(Entries from a dataset of interfaces)

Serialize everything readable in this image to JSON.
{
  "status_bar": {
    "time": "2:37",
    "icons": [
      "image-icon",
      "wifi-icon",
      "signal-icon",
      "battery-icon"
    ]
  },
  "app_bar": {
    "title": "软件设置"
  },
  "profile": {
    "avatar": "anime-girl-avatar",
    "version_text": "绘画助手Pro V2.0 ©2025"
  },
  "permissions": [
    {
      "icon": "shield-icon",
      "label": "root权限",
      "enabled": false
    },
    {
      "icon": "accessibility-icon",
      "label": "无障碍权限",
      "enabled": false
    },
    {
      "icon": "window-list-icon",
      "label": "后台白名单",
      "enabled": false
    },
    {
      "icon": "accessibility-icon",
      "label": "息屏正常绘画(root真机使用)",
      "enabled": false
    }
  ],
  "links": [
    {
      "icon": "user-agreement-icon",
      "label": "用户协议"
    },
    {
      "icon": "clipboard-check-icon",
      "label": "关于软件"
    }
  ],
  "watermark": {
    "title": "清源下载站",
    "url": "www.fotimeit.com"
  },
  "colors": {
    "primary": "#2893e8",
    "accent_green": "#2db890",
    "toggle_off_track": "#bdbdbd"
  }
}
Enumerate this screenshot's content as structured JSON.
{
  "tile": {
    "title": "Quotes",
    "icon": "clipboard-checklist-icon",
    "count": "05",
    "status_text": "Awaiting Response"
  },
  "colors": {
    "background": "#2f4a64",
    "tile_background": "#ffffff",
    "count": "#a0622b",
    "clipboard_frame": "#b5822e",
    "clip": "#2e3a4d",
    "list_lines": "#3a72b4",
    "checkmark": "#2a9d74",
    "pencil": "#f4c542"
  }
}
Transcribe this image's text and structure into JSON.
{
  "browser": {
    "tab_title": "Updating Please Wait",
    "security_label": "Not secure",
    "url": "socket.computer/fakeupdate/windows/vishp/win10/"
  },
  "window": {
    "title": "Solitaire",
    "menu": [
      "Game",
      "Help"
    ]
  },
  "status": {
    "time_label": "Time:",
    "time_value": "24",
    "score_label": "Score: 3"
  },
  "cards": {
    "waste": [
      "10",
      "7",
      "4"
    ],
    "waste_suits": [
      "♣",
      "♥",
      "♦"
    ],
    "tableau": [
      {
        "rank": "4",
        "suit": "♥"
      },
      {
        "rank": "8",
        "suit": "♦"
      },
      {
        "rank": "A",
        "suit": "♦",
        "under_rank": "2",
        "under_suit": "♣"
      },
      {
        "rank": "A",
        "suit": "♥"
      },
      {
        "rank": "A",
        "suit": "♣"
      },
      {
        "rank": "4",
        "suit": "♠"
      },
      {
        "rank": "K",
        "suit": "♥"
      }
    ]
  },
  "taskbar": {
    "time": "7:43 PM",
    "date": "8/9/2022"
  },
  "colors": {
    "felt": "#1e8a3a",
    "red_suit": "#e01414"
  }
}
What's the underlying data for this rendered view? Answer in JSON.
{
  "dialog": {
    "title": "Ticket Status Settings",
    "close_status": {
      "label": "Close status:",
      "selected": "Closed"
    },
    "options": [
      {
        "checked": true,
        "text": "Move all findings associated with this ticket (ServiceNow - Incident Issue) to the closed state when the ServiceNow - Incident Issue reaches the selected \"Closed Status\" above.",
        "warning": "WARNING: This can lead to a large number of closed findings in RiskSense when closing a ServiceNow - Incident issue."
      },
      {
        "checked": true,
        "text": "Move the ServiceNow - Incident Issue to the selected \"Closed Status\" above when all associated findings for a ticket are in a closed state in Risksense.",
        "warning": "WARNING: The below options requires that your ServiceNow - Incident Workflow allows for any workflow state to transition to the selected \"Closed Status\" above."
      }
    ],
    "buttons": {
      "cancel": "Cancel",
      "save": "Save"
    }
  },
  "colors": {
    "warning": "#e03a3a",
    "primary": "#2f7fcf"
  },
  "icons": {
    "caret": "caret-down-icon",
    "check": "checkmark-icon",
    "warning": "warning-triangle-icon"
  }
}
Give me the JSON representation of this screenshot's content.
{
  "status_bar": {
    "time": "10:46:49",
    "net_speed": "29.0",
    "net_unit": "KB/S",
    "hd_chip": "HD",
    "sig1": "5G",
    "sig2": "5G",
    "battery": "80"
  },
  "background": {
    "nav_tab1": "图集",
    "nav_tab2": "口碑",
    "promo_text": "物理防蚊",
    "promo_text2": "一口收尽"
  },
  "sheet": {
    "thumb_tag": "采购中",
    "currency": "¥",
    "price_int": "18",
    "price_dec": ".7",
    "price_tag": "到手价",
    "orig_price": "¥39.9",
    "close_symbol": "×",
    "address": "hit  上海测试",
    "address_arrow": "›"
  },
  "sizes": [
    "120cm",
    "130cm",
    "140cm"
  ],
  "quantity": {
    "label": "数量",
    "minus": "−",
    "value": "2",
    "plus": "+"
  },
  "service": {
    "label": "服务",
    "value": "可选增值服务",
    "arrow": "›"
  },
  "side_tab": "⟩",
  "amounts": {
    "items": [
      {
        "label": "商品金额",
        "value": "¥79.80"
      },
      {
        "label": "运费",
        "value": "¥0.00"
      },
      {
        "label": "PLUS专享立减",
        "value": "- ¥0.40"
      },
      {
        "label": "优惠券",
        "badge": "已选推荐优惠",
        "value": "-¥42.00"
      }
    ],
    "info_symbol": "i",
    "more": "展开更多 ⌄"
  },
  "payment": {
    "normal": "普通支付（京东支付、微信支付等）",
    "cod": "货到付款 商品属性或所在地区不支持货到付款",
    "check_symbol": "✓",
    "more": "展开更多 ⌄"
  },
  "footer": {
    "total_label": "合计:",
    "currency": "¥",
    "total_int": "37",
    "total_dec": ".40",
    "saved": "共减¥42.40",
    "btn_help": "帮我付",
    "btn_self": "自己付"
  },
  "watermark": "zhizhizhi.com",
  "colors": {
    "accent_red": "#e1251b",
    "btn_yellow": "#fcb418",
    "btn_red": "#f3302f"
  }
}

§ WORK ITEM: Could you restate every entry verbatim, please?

§ SOLUTION TO THE EXERCISE:
Serialize everything readable in this image to JSON.
{
  "status_bar": {
    "time": "2:37",
    "icons": [
      "image-icon",
      "wifi-icon",
      "signal-icon",
      "battery-icon"
    ]
  },
  "app_bar": {
    "title": "软件设置"
  },
  "profile": {
    "avatar": "anime-girl-avatar",
    "version_text": "绘画助手Pro V2.0 ©2025"
  },
  "permissions": [
    {
      "icon": "shield-icon",
      "label": "root权限",
      "enabled": false
    },
    {
      "icon": "accessibility-icon",
      "label": "无障碍权限",
      "enabled": false
    },
    {
      "icon": "window-list-icon",
      "label": "后台白名单",
      "enabled": false
    },
    {
      "icon": "accessibility-icon",
      "label": "息屏正常绘画(root真机使用)",
      "enabled": false
    }
  ],
  "links": [
    {
      "icon": "user-agreement-icon",
      "label": "用户协议"
    },
    {
      "icon": "clipboard-check-icon",
      "label": "关于软件"
    }
  ],
  "watermark": {
    "title": "清源下载站",
    "url": "www.fotimeit.com"
  },
  "colors": {
    "primary": "#2893e8",
    "accent_green": "#2db890",
    "toggle_off_track": "#bdbdbd"
  }
}
Enumerate this screenshot's content as structured JSON.
{
  "tile": {
    "title": "Quotes",
    "icon": "clipboard-checklist-icon",
    "count": "05",
    "status_text": "Awaiting Response"
  },
  "colors": {
    "background": "#2f4a64",
    "tile_background": "#ffffff",
    "count": "#a0622b",
    "clipboard_frame": "#b5822e",
    "clip": "#2e3a4d",
    "list_lines": "#3a72b4",
    "checkmark": "#2a9d74",
    "pencil": "#f4c542"
  }
}
Transcribe this image's text and structure into JSON.
{
  "browser": {
    "tab_title": "Updating Please Wait",
    "security_label": "Not secure",
    "url": "socket.computer/fakeupdate/windows/vishp/win10/"
  },
  "window": {
    "title": "Solitaire",
    "menu": [
      "Game",
      "Help"
    ]
  },
  "status": {
    "time_label": "Time:",
    "time_value": "24",
    "score_label": "Score: 3"
  },
  "cards": {
    "waste": [
      "10",
      "7",
      "4"
    ],
    "waste_suits": [
      "♣",
      "♥",
      "♦"
    ],
    "tableau": [
      {
        "rank": "4",
        "suit": "♥"
      },
      {
        "rank": "8",
        "suit": "♦"
      },
      {
        "rank": "A",
        "suit": "♦",
        "under_rank": "2",
        "under_suit": "♣"
      },
      {
        "rank": "A",
        "suit": "♥"
      },
      {
        "rank": "A",
        "suit": "♣"
      },
      {
        "rank": "4",
        "suit": "♠"
      },
      {
        "rank": "K",
        "suit": "♥"
      }
    ]
  },
  "taskbar": {
    "time": "7:43 PM",
    "date": "8/9/2022"
  },
  "colors": {
    "felt": "#1e8a3a",
    "red_suit": "#e01414"
  }
}
What's the underlying data for this rendered view? Answer in JSON.
{
  "dialog": {
    "title": "Ticket Status Settings",
    "close_status": {
      "label": "Close status:",
      "selected": "Closed"
    },
    "options": [
      {
        "checked": true,
        "text": "Move all findings associated with this ticket (ServiceNow - Incident Issue) to the closed state when the ServiceNow - Incident Issue reaches the selected \"Closed Status\" above.",
        "warning": "WARNING: This can lead to a large number of closed findings in RiskSense when closing a ServiceNow - Incident issue."
      },
      {
        "checked": true,
        "text": "Move the ServiceNow - Incident Issue to the selected \"Closed Status\" above when all associated findings for a ticket are in a closed state in Risksense.",
        "warning": "WARNING: The below options requires that your ServiceNow - Incident Workflow allows for any workflow state to transition to the selected \"Closed Status\" above."
      }
    ],
    "buttons": {
      "cancel": "Cancel",
      "save": "Save"
    }
  },
  "colors": {
    "warning": "#e03a3a",
    "primary": "#2f7fcf"
  },
  "icons": {
    "caret": "caret-down-icon",
    "check": "checkmark-icon",
    "warning": "warning-triangle-icon"
  }
}
Give me the JSON representation of this screenshot's content.
{
  "status_bar": {
    "time": "10:46:49",
    "net_speed": "29.0",
    "net_unit": "KB/S",
    "hd_chip": "HD",
    "sig1": "5G",
    "sig2": "5G",
    "battery": "80"
  },
  "background": {
    "nav_tab1": "图集",
    "nav_tab2": "口碑",
    "promo_text": "物理防蚊",
    "promo_text2": "一口收尽"
  },
  "sheet": {
    "thumb_tag": "采购中",
    "currency": "¥",
    "price_int": "18",
    "price_dec": ".7",
    "price_tag": "到手价",
    "orig_price": "¥39.9",
    "close_symbol": "×",
    "address": "hit  上海测试",
    "address_arrow": "›"
  },
  "sizes": [
    "120cm",
    "130cm",
    "140cm"
  ],
  "quantity": {
    "label": "数量",
    "minus": "−",
    "value": "2",
    "plus": "+"
  },
  "service": {
    "label": "服务",
    "value": "可选增值服务",
    "arrow": "›"
  },
  "side_tab": "⟩",
  "amounts": {
    "items": [
      {
        "label": "商品金额",
        "value": "¥79.80"
      },
      {
        "label": "运费",
        "value": "¥0.00"
      },
      {
        "label": "PLUS专享立减",
        "value": "- ¥0.40"
      },
      {
        "label": "优惠券",
        "badge": "已选推荐优惠",
        "value": "-¥42.00"
      }
    ],
    "info_symbol": "i",
    "more": "展开更多 ⌄"
  },
  "payment": {
    "normal": "普通支付（京东支付、微信支付等）",
    "cod": "货到付款 商品属性或所在地区不支持货到付款",
    "check_symbol": "✓",
    "more": "展开更多 ⌄"
  },
  "footer": {
    "total_label": "合计:",
    "currency": "¥",
    "total_int": "37",
    "total_dec": ".40",
    "saved": "共减¥42.40",
    "btn_help": "帮我付",
    "btn_self": "自己付"
  },
  "watermark": "zhizhizhi.com",
  "colors": {
    "accent_red": "#e1251b",
    "btn_yellow": "#fcb418",
    "btn_red": "#f3302f"
  }
}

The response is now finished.